» WHAT TO DO
Omitting the pictures, restate all of the entries below exactly.

» DATA SHOWN

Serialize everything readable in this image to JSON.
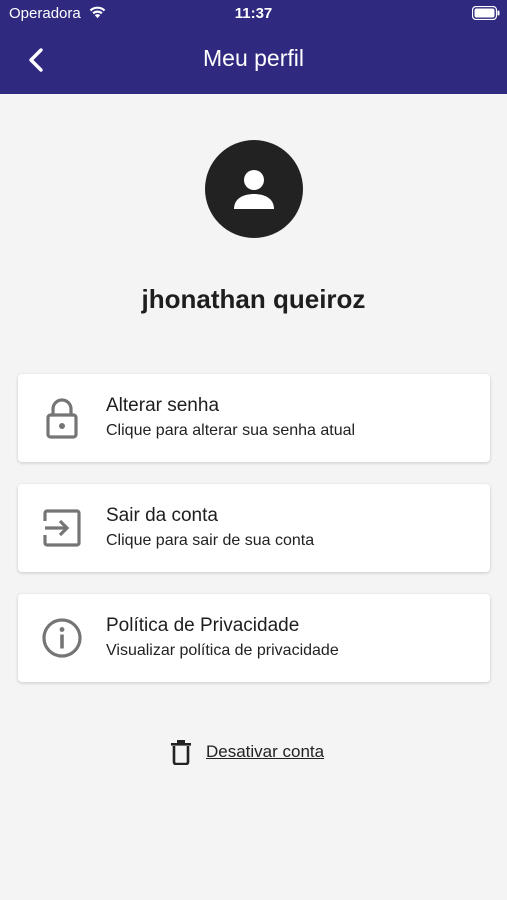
{
  "status_bar": {
    "carrier": "Operadora",
    "time": "11:37",
    "wifi_icon": "wifi-icon",
    "battery_icon": "battery-icon"
  },
  "header": {
    "title": "Meu perfil",
    "back_icon": "chevron-left-icon",
    "background_color": "#2f2a80"
  },
  "profile": {
    "avatar_icon": "person-icon",
    "name": "jhonathan queiroz"
  },
  "options": [
    {
      "icon": "lock-icon",
      "title": "Alterar senha",
      "subtitle": "Clique para alterar sua senha atual"
    },
    {
      "icon": "logout-icon",
      "title": "Sair da conta",
      "subtitle": "Clique para sair de sua conta"
    },
    {
      "icon": "info-icon",
      "title": "Política de Privacidade",
      "subtitle": "Visualizar política de privacidade"
    }
  ],
  "deactivate": {
    "icon": "trash-icon",
    "label": "Desativar conta"
  }
}
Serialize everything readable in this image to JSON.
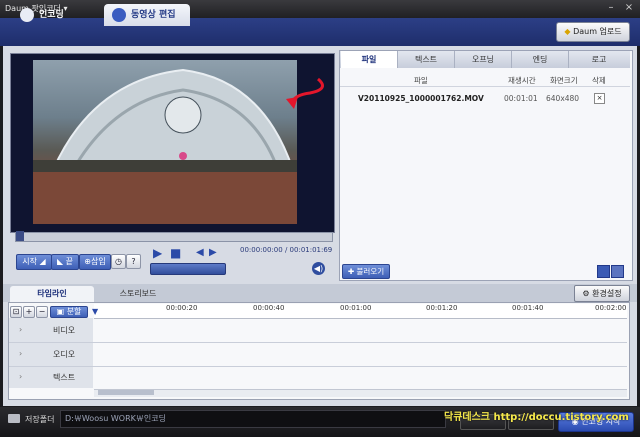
{
  "app": {
    "title": "Daum 팟인코더 ▾"
  },
  "main_tabs": [
    {
      "label": "인코딩"
    },
    {
      "label": "동영상 편집"
    }
  ],
  "upload_button": "Daum 업로드",
  "player": {
    "controls": {
      "start": "시작",
      "end": "끝",
      "insert": "삽입",
      "help": "?"
    },
    "time_current": "00:00:00:00",
    "time_separator": "/",
    "time_total": "00:01:01:69"
  },
  "right_tabs": [
    "파일",
    "텍스트",
    "오프닝",
    "엔딩",
    "로고"
  ],
  "file_table": {
    "headers": [
      "파일",
      "재생시간",
      "화면크기",
      "삭제"
    ],
    "rows": [
      {
        "name": "V20110925_1000001762.MOV",
        "duration": "00:01:01",
        "size": "640x480",
        "delete": "×"
      }
    ]
  },
  "add_button": "불러오기",
  "lower_tabs": [
    "타임라인",
    "스토리보드"
  ],
  "env_button": "환경설정",
  "timeline": {
    "split_label": "분할",
    "ticks": [
      "00:00:20",
      "00:00:40",
      "00:01:00",
      "00:01:20",
      "00:01:40",
      "00:02:00"
    ],
    "tracks": [
      "비디오",
      "오디오",
      "텍스트"
    ]
  },
  "bottom": {
    "save_folder_label": "저장폴더",
    "save_path": "D:￦Woosu WORK￦인코딩",
    "start_button": "인코딩 시작",
    "watermark": "닥큐데스크 http://doccu.tistory.com"
  }
}
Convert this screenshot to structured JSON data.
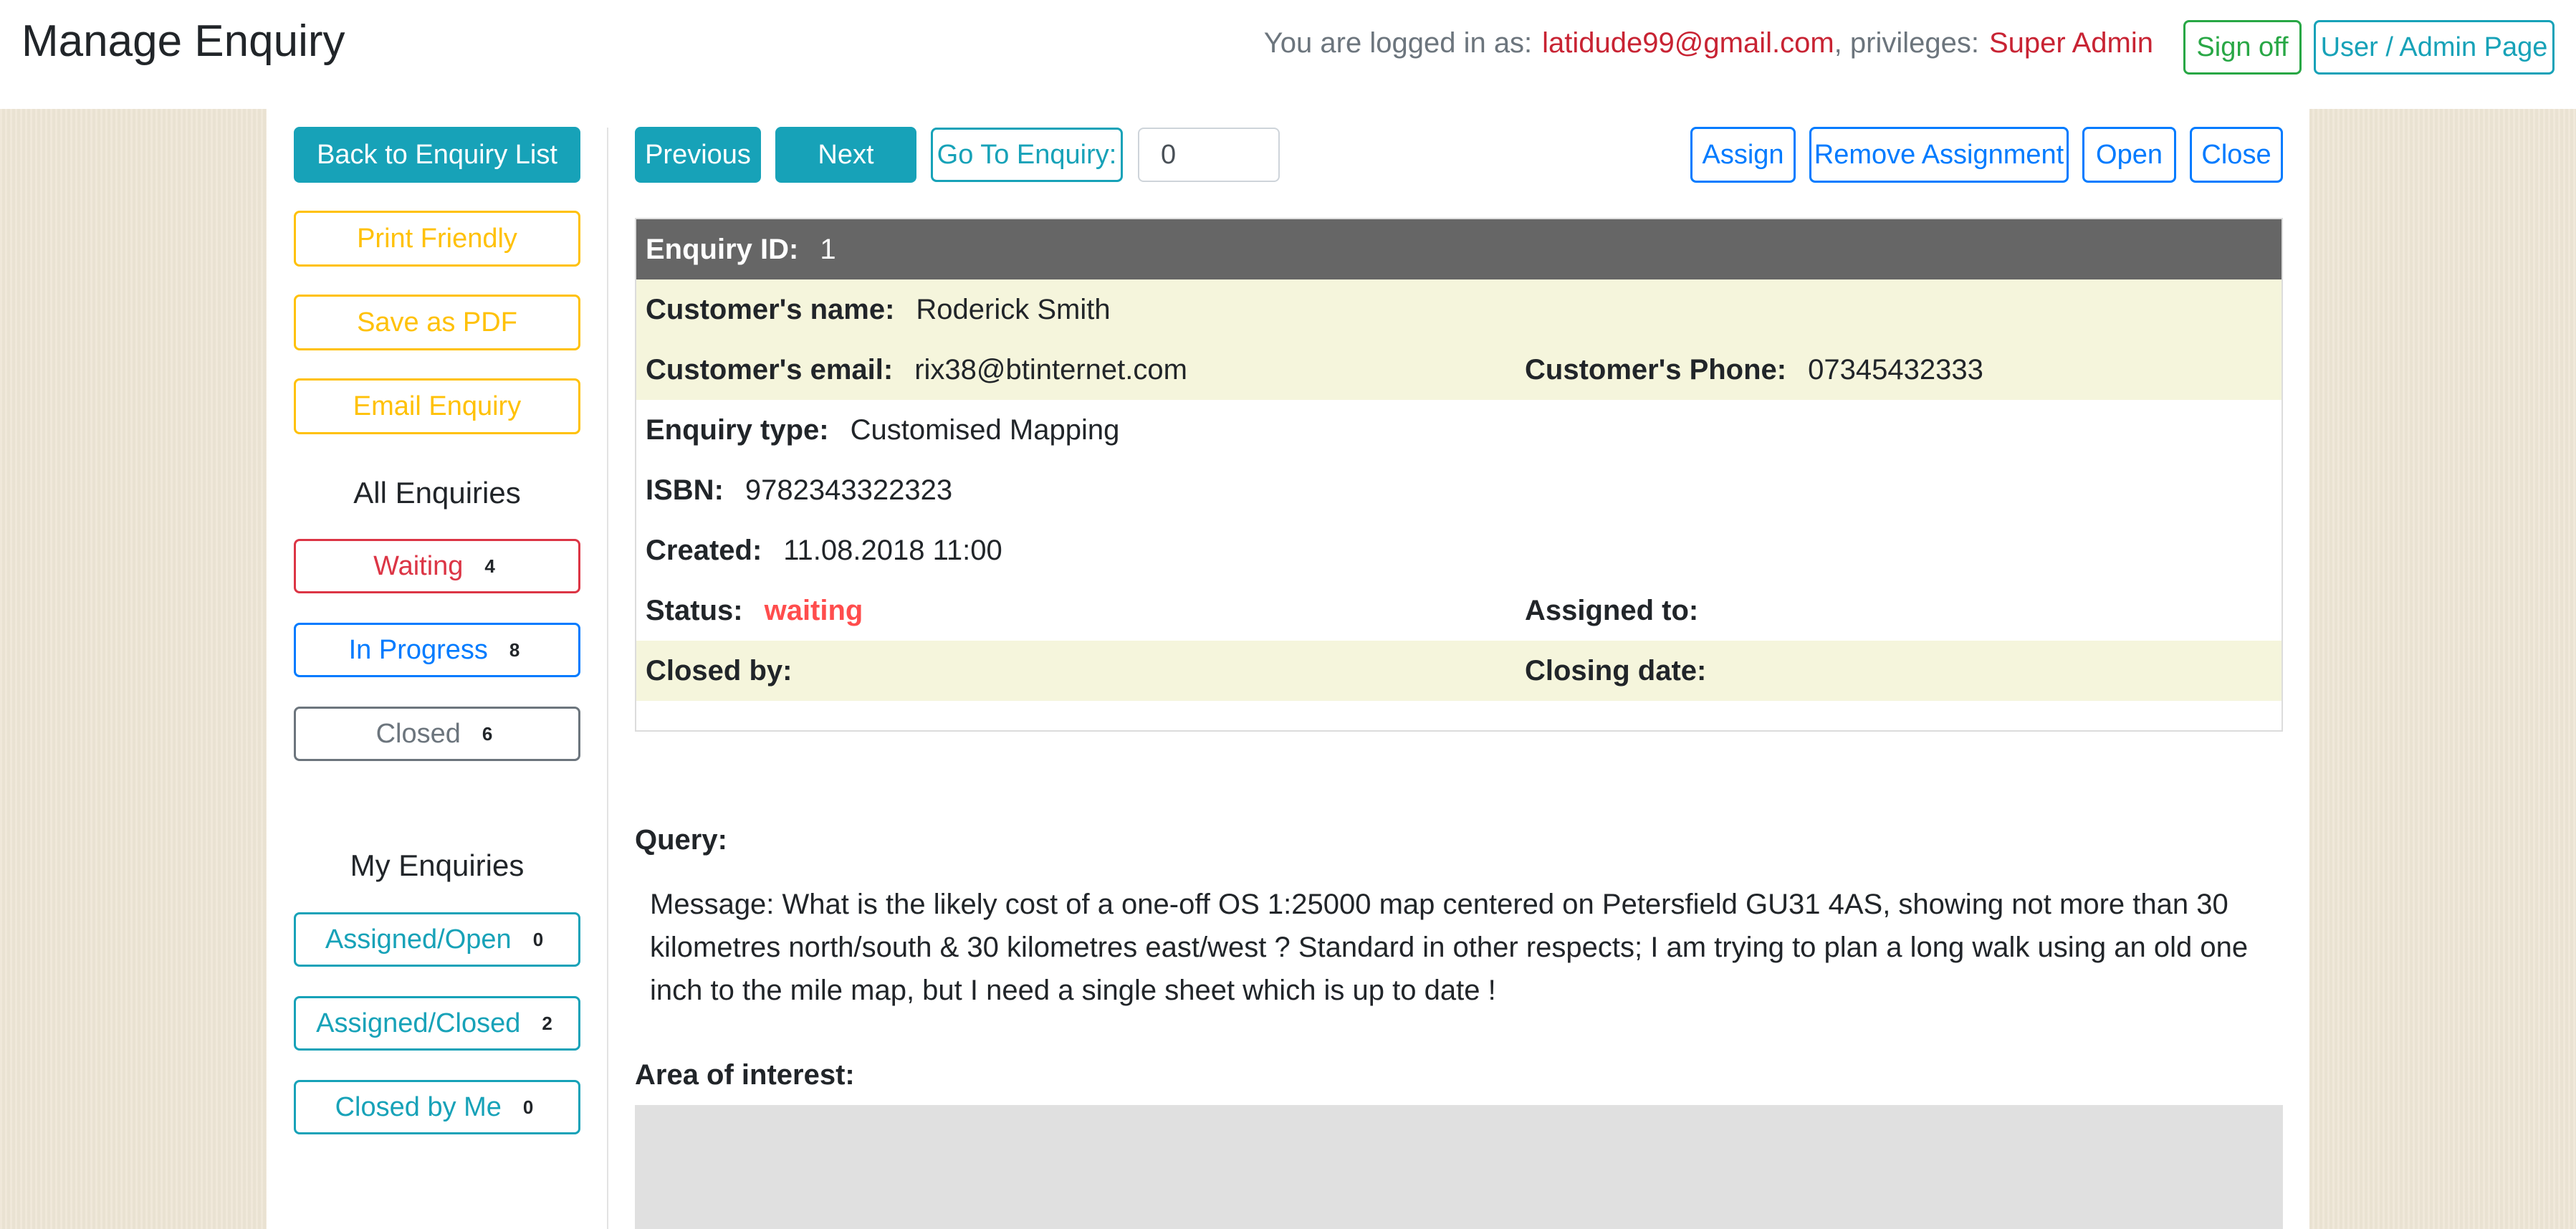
{
  "header": {
    "title": "Manage Enquiry",
    "logged_in_prefix": "You are logged in as:",
    "email": "latidude99@gmail.com",
    "privileges_prefix": ", privileges:",
    "role": "Super Admin",
    "sign_off": "Sign off",
    "user_admin": "User / Admin Page"
  },
  "sidebar": {
    "back": "Back to Enquiry List",
    "print": "Print Friendly",
    "pdf": "Save as PDF",
    "email": "Email Enquiry",
    "all_heading": "All Enquiries",
    "all_items": [
      {
        "label": "Waiting",
        "count": "4"
      },
      {
        "label": "In Progress",
        "count": "8"
      },
      {
        "label": "Closed",
        "count": "6"
      }
    ],
    "my_heading": "My Enquiries",
    "my_items": [
      {
        "label": "Assigned/Open",
        "count": "0"
      },
      {
        "label": "Assigned/Closed",
        "count": "2"
      },
      {
        "label": "Closed by Me",
        "count": "0"
      }
    ]
  },
  "toolbar": {
    "previous": "Previous",
    "next": "Next",
    "goto": "Go To Enquiry:",
    "goto_value": "0",
    "assign": "Assign",
    "remove_assignment": "Remove Assignment",
    "open": "Open",
    "close": "Close"
  },
  "enquiry": {
    "id_label": "Enquiry ID:",
    "id": "1",
    "name_label": "Customer's name:",
    "name": "Roderick Smith",
    "email_label": "Customer's email:",
    "email": "rix38@btinternet.com",
    "phone_label": "Customer's Phone:",
    "phone": "07345432333",
    "type_label": "Enquiry type:",
    "type": "Customised Mapping",
    "isbn_label": "ISBN:",
    "isbn": "9782343322323",
    "created_label": "Created:",
    "created": "11.08.2018 11:00",
    "status_label": "Status:",
    "status": "waiting",
    "assigned_label": "Assigned to:",
    "assigned": "",
    "closed_by_label": "Closed by:",
    "closed_by": "",
    "closing_date_label": "Closing date:",
    "closing_date": ""
  },
  "query": {
    "label": "Query:",
    "message": "Message: What is the likely cost of a one-off OS 1:25000 map centered on Petersfield GU31 4AS, showing not more than 30 kilometres north/south & 30 kilometres east/west ? Standard in other respects; I am trying to plan a long walk using an old one inch to the mile map, but I need a single sheet which is up to date !",
    "area_label": "Area of interest:"
  },
  "colors": {
    "info": "#17a2b8",
    "warning": "#ffc107",
    "danger": "#dc3545",
    "primary": "#007bff",
    "secondary": "#6c757d",
    "success": "#28a745",
    "status_waiting": "#ff4d4d",
    "id_row": "#666666",
    "beige_row": "#f5f5dc"
  }
}
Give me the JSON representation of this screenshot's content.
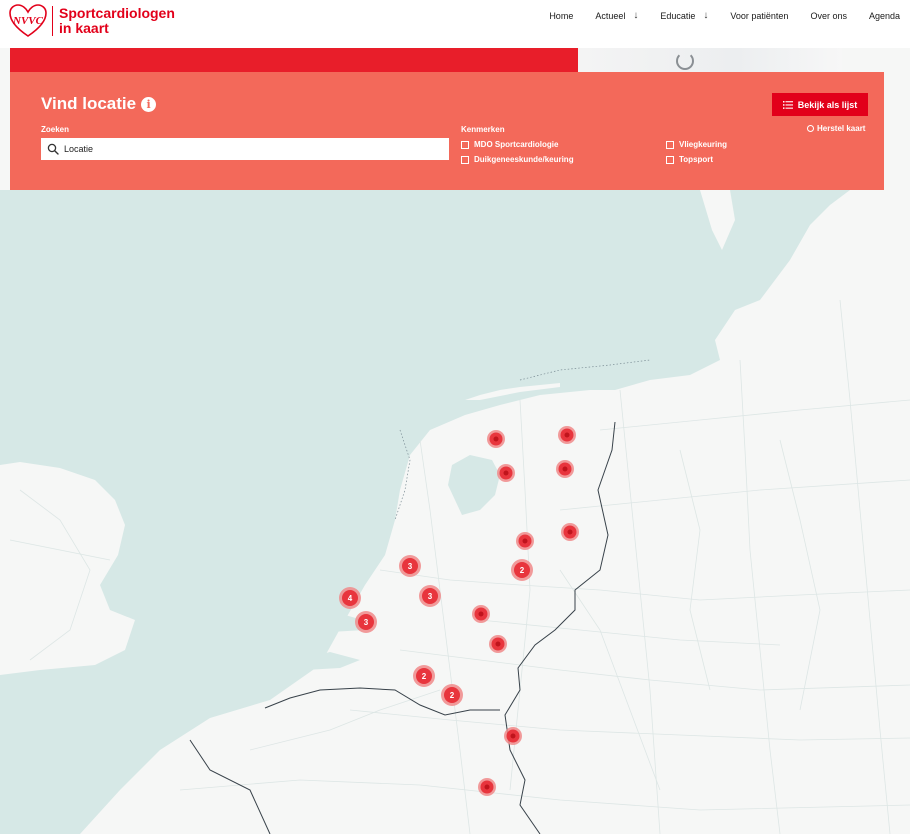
{
  "site": {
    "logo_mark": "NVVC",
    "name_line1": "Sportcardiologen",
    "name_line2": "in kaart"
  },
  "nav": {
    "items": [
      {
        "label": "Home"
      },
      {
        "label": "Actueel",
        "has_dropdown": true
      },
      {
        "label": "Educatie",
        "has_dropdown": true
      },
      {
        "label": "Voor patiënten"
      },
      {
        "label": "Over ons"
      },
      {
        "label": "Agenda"
      }
    ],
    "dropdown_icon": "arrow-down-icon"
  },
  "finder": {
    "title": "Vind locatie",
    "info_icon": "i",
    "search_label": "Zoeken",
    "search_placeholder": "Locatie",
    "features_label": "Kenmerken",
    "features": [
      {
        "label": "MDO Sportcardiologie",
        "checked": false
      },
      {
        "label": "Duikgeneeskunde/keuring",
        "checked": false
      },
      {
        "label": "Vliegkeuring",
        "checked": false
      },
      {
        "label": "Topsport",
        "checked": false
      }
    ],
    "list_button": "Bekijk als lijst",
    "reset_link": "Herstel kaart"
  },
  "colors": {
    "brand_red": "#e2001a",
    "panel_coral": "#f3695a",
    "sea": "#d6e8e6",
    "land": "#f6f7f6",
    "marker": "#e8353d"
  },
  "map": {
    "markers": [
      {
        "count": ""
      },
      {
        "count": ""
      },
      {
        "count": ""
      },
      {
        "count": ""
      },
      {
        "count": ""
      },
      {
        "count": ""
      },
      {
        "count": "2"
      },
      {
        "count": "3"
      },
      {
        "count": "3"
      },
      {
        "count": "4"
      },
      {
        "count": "3"
      },
      {
        "count": ""
      },
      {
        "count": ""
      },
      {
        "count": "2"
      },
      {
        "count": "2"
      },
      {
        "count": ""
      },
      {
        "count": ""
      }
    ]
  }
}
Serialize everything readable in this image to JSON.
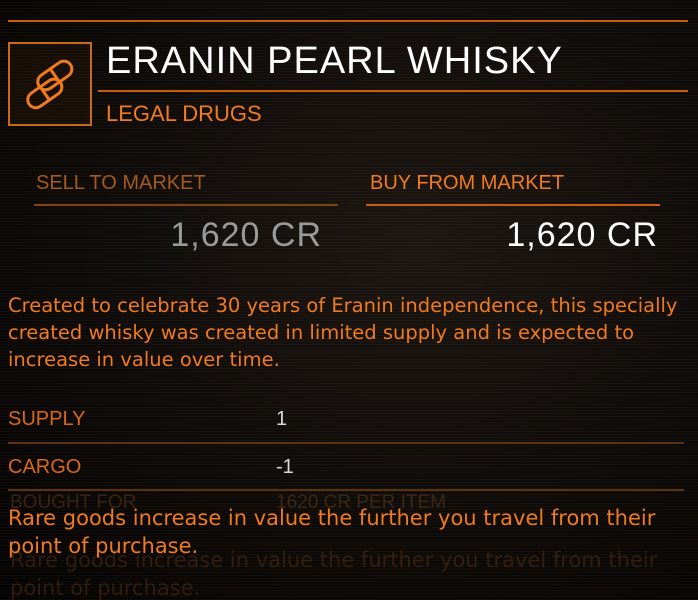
{
  "item": {
    "name": "ERANIN PEARL WHISKY",
    "category": "LEGAL DRUGS",
    "icon": "pill-capsules-icon"
  },
  "market": {
    "sell_label": "SELL TO MARKET",
    "sell_price": "1,620 CR",
    "buy_label": "BUY FROM MARKET",
    "buy_price": "1,620 CR"
  },
  "description": "Created to celebrate 30 years of Eranin independence, this specially created whisky was created in limited supply and is expected to increase in value over time.",
  "stats": [
    {
      "label": "SUPPLY",
      "value": "1"
    },
    {
      "label": "CARGO",
      "value": "-1"
    }
  ],
  "ghost": {
    "bought_for": "BOUGHT FOR",
    "bought_value": "1620 CR PER ITEM"
  },
  "footer_note": "Rare goods increase in value the further you travel from their point of purchase.",
  "colors": {
    "accent": "#f07a1e",
    "rule": "#c85d12",
    "background": "#0a0705",
    "title": "#ffffff"
  }
}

» FINAL ANSWER
Serialize everything readable in this image to JSON.
{
  "status_bar": {
    "carrier": "Operadora",
    "time": "11:37",
    "wifi_icon": "wifi-icon",
    "battery_icon": "battery-icon"
  },
  "header": {
    "title": "Meu perfil",
    "back_icon": "chevron-left-icon",
    "background_color": "#2f2a80"
  },
  "profile": {
    "avatar_icon": "person-icon",
    "name": "jhonathan queiroz"
  },
  "options": [
    {
      "icon": "lock-icon",
      "title": "Alterar senha",
      "subtitle": "Clique para alterar sua senha atual"
    },
    {
      "icon": "logout-icon",
      "title": "Sair da conta",
      "subtitle": "Clique para sair de sua conta"
    },
    {
      "icon": "info-icon",
      "title": "Política de Privacidade",
      "subtitle": "Visualizar política de privacidade"
    }
  ],
  "deactivate": {
    "icon": "trash-icon",
    "label": "Desativar conta"
  }
}
Serialize everything readable in this image to JSON.
{
  "app": {
    "title": "Daum 팟인코더 ▾"
  },
  "main_tabs": [
    {
      "label": "인코딩"
    },
    {
      "label": "동영상 편집"
    }
  ],
  "upload_button": "Daum 업로드",
  "player": {
    "controls": {
      "start": "시작",
      "end": "끝",
      "insert": "삽입",
      "help": "?"
    },
    "time_current": "00:00:00:00",
    "time_separator": "/",
    "time_total": "00:01:01:69"
  },
  "right_tabs": [
    "파일",
    "텍스트",
    "오프닝",
    "엔딩",
    "로고"
  ],
  "file_table": {
    "headers": [
      "파일",
      "재생시간",
      "화면크기",
      "삭제"
    ],
    "rows": [
      {
        "name": "V20110925_1000001762.MOV",
        "duration": "00:01:01",
        "size": "640x480",
        "delete": "×"
      }
    ]
  },
  "add_button": "불러오기",
  "lower_tabs": [
    "타임라인",
    "스토리보드"
  ],
  "env_button": "환경설정",
  "timeline": {
    "split_label": "분할",
    "ticks": [
      "00:00:20",
      "00:00:40",
      "00:01:00",
      "00:01:20",
      "00:01:40",
      "00:02:00"
    ],
    "tracks": [
      "비디오",
      "오디오",
      "텍스트"
    ]
  },
  "bottom": {
    "save_folder_label": "저장폴더",
    "save_path": "D:￦Woosu WORK￦인코딩",
    "start_button": "인코딩 시작",
    "watermark": "닥큐데스크 http://doccu.tistory.com"
  }
}
Convert this screenshot to structured JSON data.
{
  "header": {
    "title": "Manage Enquiry",
    "logged_in_prefix": "You are logged in as:",
    "email": "latidude99@gmail.com",
    "privileges_prefix": ", privileges:",
    "role": "Super Admin",
    "sign_off": "Sign off",
    "user_admin": "User / Admin Page"
  },
  "sidebar": {
    "back": "Back to Enquiry List",
    "print": "Print Friendly",
    "pdf": "Save as PDF",
    "email": "Email Enquiry",
    "all_heading": "All Enquiries",
    "all_items": [
      {
        "label": "Waiting",
        "count": "4"
      },
      {
        "label": "In Progress",
        "count": "8"
      },
      {
        "label": "Closed",
        "count": "6"
      }
    ],
    "my_heading": "My Enquiries",
    "my_items": [
      {
        "label": "Assigned/Open",
        "count": "0"
      },
      {
        "label": "Assigned/Closed",
        "count": "2"
      },
      {
        "label": "Closed by Me",
        "count": "0"
      }
    ]
  },
  "toolbar": {
    "previous": "Previous",
    "next": "Next",
    "goto": "Go To Enquiry:",
    "goto_value": "0",
    "assign": "Assign",
    "remove_assignment": "Remove Assignment",
    "open": "Open",
    "close": "Close"
  },
  "enquiry": {
    "id_label": "Enquiry ID:",
    "id": "1",
    "name_label": "Customer's name:",
    "name": "Roderick Smith",
    "email_label": "Customer's email:",
    "email": "rix38@btinternet.com",
    "phone_label": "Customer's Phone:",
    "phone": "07345432333",
    "type_label": "Enquiry type:",
    "type": "Customised Mapping",
    "isbn_label": "ISBN:",
    "isbn": "9782343322323",
    "created_label": "Created:",
    "created": "11.08.2018 11:00",
    "status_label": "Status:",
    "status": "waiting",
    "assigned_label": "Assigned to:",
    "assigned": "",
    "closed_by_label": "Closed by:",
    "closed_by": "",
    "closing_date_label": "Closing date:",
    "closing_date": ""
  },
  "query": {
    "label": "Query:",
    "message": "Message: What is the likely cost of a one-off OS 1:25000 map centered on Petersfield GU31 4AS, showing not more than 30 kilometres north/south & 30 kilometres east/west ? Standard in other respects; I am trying to plan a long walk using an old one inch to the mile map, but I need a single sheet which is up to date !",
    "area_label": "Area of interest:"
  },
  "colors": {
    "info": "#17a2b8",
    "warning": "#ffc107",
    "danger": "#dc3545",
    "primary": "#007bff",
    "secondary": "#6c757d",
    "success": "#28a745",
    "status_waiting": "#ff4d4d",
    "id_row": "#666666",
    "beige_row": "#f5f5dc"
  }
}
Give me the JSON representation of this screenshot's content.
{
  "site": {
    "logo_mark": "NVVC",
    "name_line1": "Sportcardiologen",
    "name_line2": "in kaart"
  },
  "nav": {
    "items": [
      {
        "label": "Home"
      },
      {
        "label": "Actueel",
        "has_dropdown": true
      },
      {
        "label": "Educatie",
        "has_dropdown": true
      },
      {
        "label": "Voor patiënten"
      },
      {
        "label": "Over ons"
      },
      {
        "label": "Agenda"
      }
    ],
    "dropdown_icon": "arrow-down-icon"
  },
  "finder": {
    "title": "Vind locatie",
    "info_icon": "i",
    "search_label": "Zoeken",
    "search_placeholder": "Locatie",
    "features_label": "Kenmerken",
    "features": [
      {
        "label": "MDO Sportcardiologie",
        "checked": false
      },
      {
        "label": "Duikgeneeskunde/keuring",
        "checked": false
      },
      {
        "label": "Vliegkeuring",
        "checked": false
      },
      {
        "label": "Topsport",
        "checked": false
      }
    ],
    "list_button": "Bekijk als lijst",
    "reset_link": "Herstel kaart"
  },
  "colors": {
    "brand_red": "#e2001a",
    "panel_coral": "#f3695a",
    "sea": "#d6e8e6",
    "land": "#f6f7f6",
    "marker": "#e8353d"
  },
  "map": {
    "markers": [
      {
        "count": ""
      },
      {
        "count": ""
      },
      {
        "count": ""
      },
      {
        "count": ""
      },
      {
        "count": ""
      },
      {
        "count": ""
      },
      {
        "count": "2"
      },
      {
        "count": "3"
      },
      {
        "count": "3"
      },
      {
        "count": "4"
      },
      {
        "count": "3"
      },
      {
        "count": ""
      },
      {
        "count": ""
      },
      {
        "count": "2"
      },
      {
        "count": "2"
      },
      {
        "count": ""
      },
      {
        "count": ""
      }
    ]
  }
}
Serialize everything readable in this image to JSON.
{
  "item": {
    "name": "ERANIN PEARL WHISKY",
    "category": "LEGAL DRUGS",
    "icon": "pill-capsules-icon"
  },
  "market": {
    "sell_label": "SELL TO MARKET",
    "sell_price": "1,620 CR",
    "buy_label": "BUY FROM MARKET",
    "buy_price": "1,620 CR"
  },
  "description": "Created to celebrate 30 years of Eranin independence, this specially created whisky was created in limited supply and is expected to increase in value over time.",
  "stats": [
    {
      "label": "SUPPLY",
      "value": "1"
    },
    {
      "label": "CARGO",
      "value": "-1"
    }
  ],
  "ghost": {
    "bought_for": "BOUGHT FOR",
    "bought_value": "1620 CR PER ITEM"
  },
  "footer_note": "Rare goods increase in value the further you travel from their point of purchase.",
  "colors": {
    "accent": "#f07a1e",
    "rule": "#c85d12",
    "background": "#0a0705",
    "title": "#ffffff"
  }
}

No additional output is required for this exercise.